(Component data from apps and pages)

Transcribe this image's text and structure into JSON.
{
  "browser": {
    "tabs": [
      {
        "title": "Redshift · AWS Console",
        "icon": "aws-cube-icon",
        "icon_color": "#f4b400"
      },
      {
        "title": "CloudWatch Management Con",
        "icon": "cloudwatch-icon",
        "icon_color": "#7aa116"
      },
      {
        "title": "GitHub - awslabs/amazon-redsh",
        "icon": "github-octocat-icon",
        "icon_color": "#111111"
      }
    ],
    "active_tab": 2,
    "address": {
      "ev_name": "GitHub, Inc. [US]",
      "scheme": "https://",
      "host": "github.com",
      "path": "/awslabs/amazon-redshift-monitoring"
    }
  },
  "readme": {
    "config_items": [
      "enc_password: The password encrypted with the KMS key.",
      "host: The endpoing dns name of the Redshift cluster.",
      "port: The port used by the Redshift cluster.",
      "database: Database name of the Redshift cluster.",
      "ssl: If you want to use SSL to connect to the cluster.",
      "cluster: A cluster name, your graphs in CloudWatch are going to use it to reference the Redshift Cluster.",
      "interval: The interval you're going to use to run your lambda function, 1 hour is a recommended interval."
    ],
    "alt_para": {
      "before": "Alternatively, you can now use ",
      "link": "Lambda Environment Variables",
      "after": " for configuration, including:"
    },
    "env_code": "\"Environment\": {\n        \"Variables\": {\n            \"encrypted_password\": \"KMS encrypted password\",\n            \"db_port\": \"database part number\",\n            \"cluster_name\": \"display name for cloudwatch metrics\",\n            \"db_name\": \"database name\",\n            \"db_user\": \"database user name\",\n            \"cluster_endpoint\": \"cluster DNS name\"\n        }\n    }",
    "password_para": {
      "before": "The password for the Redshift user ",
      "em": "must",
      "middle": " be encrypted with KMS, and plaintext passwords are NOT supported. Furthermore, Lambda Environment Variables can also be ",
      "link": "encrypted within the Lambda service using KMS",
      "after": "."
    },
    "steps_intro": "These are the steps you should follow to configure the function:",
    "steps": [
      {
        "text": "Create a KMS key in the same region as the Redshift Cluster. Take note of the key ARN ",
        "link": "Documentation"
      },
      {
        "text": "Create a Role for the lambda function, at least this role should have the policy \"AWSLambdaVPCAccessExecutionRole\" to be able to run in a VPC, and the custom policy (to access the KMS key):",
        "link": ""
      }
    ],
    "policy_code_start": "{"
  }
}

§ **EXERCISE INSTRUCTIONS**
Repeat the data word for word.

§ **EXERCISE RESPONSE**
Transcribe this image's text and structure into JSON.
{
  "browser": {
    "tabs": [
      {
        "title": "Redshift · AWS Console",
        "icon": "aws-cube-icon",
        "icon_color": "#f4b400"
      },
      {
        "title": "CloudWatch Management Con",
        "icon": "cloudwatch-icon",
        "icon_color": "#7aa116"
      },
      {
        "title": "GitHub - awslabs/amazon-redsh",
        "icon": "github-octocat-icon",
        "icon_color": "#111111"
      }
    ],
    "active_tab": 2,
    "address": {
      "ev_name": "GitHub, Inc. [US]",
      "scheme": "https://",
      "host": "github.com",
      "path": "/awslabs/amazon-redshift-monitoring"
    }
  },
  "readme": {
    "config_items": [
      "enc_password: The password encrypted with the KMS key.",
      "host: The endpoing dns name of the Redshift cluster.",
      "port: The port used by the Redshift cluster.",
      "database: Database name of the Redshift cluster.",
      "ssl: If you want to use SSL to connect to the cluster.",
      "cluster: A cluster name, your graphs in CloudWatch are going to use it to reference the Redshift Cluster.",
      "interval: The interval you're going to use to run your lambda function, 1 hour is a recommended interval."
    ],
    "alt_para": {
      "before": "Alternatively, you can now use ",
      "link": "Lambda Environment Variables",
      "after": " for configuration, including:"
    },
    "env_code": "\"Environment\": {\n        \"Variables\": {\n            \"encrypted_password\": \"KMS encrypted password\",\n            \"db_port\": \"database part number\",\n            \"cluster_name\": \"display name for cloudwatch metrics\",\n            \"db_name\": \"database name\",\n            \"db_user\": \"database user name\",\n            \"cluster_endpoint\": \"cluster DNS name\"\n        }\n    }",
    "password_para": {
      "before": "The password for the Redshift user ",
      "em": "must",
      "middle": " be encrypted with KMS, and plaintext passwords are NOT supported. Furthermore, Lambda Environment Variables can also be ",
      "link": "encrypted within the Lambda service using KMS",
      "after": "."
    },
    "steps_intro": "These are the steps you should follow to configure the function:",
    "steps": [
      {
        "text": "Create a KMS key in the same region as the Redshift Cluster. Take note of the key ARN ",
        "link": "Documentation"
      },
      {
        "text": "Create a Role for the lambda function, at least this role should have the policy \"AWSLambdaVPCAccessExecutionRole\" to be able to run in a VPC, and the custom policy (to access the KMS key):",
        "link": ""
      }
    ],
    "policy_code_start": "{"
  }
}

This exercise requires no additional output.